Assignment
Below is a block of records; repeat each one exactly.

⁂

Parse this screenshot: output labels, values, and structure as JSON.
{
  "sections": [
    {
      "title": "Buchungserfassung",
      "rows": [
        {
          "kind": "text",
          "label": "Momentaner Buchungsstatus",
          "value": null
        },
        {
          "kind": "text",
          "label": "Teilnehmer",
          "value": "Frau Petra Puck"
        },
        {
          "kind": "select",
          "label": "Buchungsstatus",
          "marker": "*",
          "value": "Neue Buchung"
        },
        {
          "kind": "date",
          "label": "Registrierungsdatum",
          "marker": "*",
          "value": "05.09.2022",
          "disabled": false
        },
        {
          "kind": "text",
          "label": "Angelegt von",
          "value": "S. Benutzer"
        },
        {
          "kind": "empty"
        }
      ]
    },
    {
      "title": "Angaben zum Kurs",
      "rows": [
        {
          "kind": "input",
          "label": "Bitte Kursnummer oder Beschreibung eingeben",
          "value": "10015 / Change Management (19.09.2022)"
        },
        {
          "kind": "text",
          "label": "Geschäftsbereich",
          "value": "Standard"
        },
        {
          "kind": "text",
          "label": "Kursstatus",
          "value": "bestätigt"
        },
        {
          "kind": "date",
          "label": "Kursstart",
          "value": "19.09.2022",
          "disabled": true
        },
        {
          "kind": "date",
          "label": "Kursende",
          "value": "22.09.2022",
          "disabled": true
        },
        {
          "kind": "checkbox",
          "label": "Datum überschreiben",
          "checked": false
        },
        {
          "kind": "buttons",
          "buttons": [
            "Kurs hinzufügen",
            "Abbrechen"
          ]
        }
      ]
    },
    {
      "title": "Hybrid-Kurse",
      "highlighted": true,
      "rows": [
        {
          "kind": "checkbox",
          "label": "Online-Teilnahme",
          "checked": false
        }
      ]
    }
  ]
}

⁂

Your solution
Parse this screenshot: output labels, values, and structure as JSON.
{
  "sections": [
    {
      "title": "Buchungserfassung",
      "rows": [
        {
          "kind": "text",
          "label": "Momentaner Buchungsstatus",
          "value": null
        },
        {
          "kind": "text",
          "label": "Teilnehmer",
          "value": "Frau Petra Puck"
        },
        {
          "kind": "select",
          "label": "Buchungsstatus",
          "marker": "*",
          "value": "Neue Buchung"
        },
        {
          "kind": "date",
          "label": "Registrierungsdatum",
          "marker": "*",
          "value": "05.09.2022",
          "disabled": false
        },
        {
          "kind": "text",
          "label": "Angelegt von",
          "value": "S. Benutzer"
        },
        {
          "kind": "empty"
        }
      ]
    },
    {
      "title": "Angaben zum Kurs",
      "rows": [
        {
          "kind": "input",
          "label": "Bitte Kursnummer oder Beschreibung eingeben",
          "value": "10015 / Change Management (19.09.2022)"
        },
        {
          "kind": "text",
          "label": "Geschäftsbereich",
          "value": "Standard"
        },
        {
          "kind": "text",
          "label": "Kursstatus",
          "value": "bestätigt"
        },
        {
          "kind": "date",
          "label": "Kursstart",
          "value": "19.09.2022",
          "disabled": true
        },
        {
          "kind": "date",
          "label": "Kursende",
          "value": "22.09.2022",
          "disabled": true
        },
        {
          "kind": "checkbox",
          "label": "Datum überschreiben",
          "checked": false
        },
        {
          "kind": "buttons",
          "buttons": [
            "Kurs hinzufügen",
            "Abbrechen"
          ]
        }
      ]
    },
    {
      "title": "Hybrid-Kurse",
      "highlighted": true,
      "rows": [
        {
          "kind": "checkbox",
          "label": "Online-Teilnahme",
          "checked": false
        }
      ]
    }
  ]
}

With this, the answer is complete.